(Web page and app entries)
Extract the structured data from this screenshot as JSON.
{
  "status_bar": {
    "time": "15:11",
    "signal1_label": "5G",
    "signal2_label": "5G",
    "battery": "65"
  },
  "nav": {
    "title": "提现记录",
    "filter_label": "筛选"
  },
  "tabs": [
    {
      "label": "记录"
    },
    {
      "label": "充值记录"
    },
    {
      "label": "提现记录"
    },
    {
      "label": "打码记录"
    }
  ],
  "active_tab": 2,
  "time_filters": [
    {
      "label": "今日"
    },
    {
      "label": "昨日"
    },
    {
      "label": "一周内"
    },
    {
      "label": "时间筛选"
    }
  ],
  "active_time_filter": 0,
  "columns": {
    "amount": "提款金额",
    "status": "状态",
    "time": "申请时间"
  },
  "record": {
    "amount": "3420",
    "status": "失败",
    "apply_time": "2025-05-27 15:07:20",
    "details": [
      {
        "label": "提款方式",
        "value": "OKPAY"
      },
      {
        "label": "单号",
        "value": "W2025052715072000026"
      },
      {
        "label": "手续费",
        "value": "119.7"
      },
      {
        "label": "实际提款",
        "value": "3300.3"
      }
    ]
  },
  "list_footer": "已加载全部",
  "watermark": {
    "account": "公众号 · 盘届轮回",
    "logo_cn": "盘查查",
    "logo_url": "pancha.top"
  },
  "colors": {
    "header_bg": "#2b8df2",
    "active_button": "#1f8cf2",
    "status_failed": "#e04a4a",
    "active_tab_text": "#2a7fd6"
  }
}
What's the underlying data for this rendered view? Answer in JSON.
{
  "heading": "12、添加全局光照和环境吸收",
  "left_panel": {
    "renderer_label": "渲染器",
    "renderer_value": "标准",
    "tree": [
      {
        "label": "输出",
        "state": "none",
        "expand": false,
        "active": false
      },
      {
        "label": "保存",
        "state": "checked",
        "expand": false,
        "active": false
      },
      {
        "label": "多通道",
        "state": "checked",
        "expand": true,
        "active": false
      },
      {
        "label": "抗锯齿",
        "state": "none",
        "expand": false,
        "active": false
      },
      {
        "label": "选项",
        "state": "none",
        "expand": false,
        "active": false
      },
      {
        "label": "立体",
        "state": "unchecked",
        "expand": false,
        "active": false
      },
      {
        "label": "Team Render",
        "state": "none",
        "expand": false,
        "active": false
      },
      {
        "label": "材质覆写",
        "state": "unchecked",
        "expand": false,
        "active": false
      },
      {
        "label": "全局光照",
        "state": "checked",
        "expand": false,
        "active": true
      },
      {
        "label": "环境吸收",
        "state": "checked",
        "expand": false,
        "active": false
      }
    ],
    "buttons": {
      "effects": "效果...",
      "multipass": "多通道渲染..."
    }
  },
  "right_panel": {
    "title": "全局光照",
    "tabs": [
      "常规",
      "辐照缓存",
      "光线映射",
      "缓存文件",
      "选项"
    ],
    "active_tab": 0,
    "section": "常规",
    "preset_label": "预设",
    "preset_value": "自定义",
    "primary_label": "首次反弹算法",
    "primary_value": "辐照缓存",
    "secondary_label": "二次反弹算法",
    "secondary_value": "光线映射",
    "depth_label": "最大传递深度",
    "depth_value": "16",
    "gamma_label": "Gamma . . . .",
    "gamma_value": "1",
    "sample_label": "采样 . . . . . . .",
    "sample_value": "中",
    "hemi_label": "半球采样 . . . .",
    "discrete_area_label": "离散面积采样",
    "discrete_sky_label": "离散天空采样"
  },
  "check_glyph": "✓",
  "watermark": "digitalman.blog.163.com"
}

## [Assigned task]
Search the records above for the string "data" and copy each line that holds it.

## [Task output]
Extract the structured data from this screenshot as JSON.
What's the underlying data for this rendered view? Answer in JSON.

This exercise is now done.